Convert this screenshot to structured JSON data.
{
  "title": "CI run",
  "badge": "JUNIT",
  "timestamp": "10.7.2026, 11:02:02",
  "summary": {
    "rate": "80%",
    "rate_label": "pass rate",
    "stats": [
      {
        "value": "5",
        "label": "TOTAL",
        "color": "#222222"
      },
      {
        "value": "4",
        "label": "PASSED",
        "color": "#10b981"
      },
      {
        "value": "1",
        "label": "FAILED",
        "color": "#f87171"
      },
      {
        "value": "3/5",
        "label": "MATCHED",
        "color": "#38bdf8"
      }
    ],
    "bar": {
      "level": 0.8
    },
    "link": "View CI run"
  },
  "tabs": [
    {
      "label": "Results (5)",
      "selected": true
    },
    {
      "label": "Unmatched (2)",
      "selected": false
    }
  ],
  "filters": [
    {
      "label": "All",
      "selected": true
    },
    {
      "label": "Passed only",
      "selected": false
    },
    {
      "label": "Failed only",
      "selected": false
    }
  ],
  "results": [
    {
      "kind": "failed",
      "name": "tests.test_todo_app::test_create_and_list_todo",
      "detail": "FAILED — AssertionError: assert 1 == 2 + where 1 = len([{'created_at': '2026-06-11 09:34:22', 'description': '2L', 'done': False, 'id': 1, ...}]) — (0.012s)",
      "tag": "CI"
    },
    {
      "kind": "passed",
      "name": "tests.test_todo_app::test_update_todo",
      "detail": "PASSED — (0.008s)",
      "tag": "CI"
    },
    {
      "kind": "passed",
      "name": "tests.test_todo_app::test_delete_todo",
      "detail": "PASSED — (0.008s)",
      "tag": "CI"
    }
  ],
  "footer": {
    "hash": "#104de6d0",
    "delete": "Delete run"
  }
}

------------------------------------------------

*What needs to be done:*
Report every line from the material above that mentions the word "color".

*Your solution:*
        "color": "#222222"
        "color": "#10b981"
        "color": "#f87171"
        "color": "#38bdf8"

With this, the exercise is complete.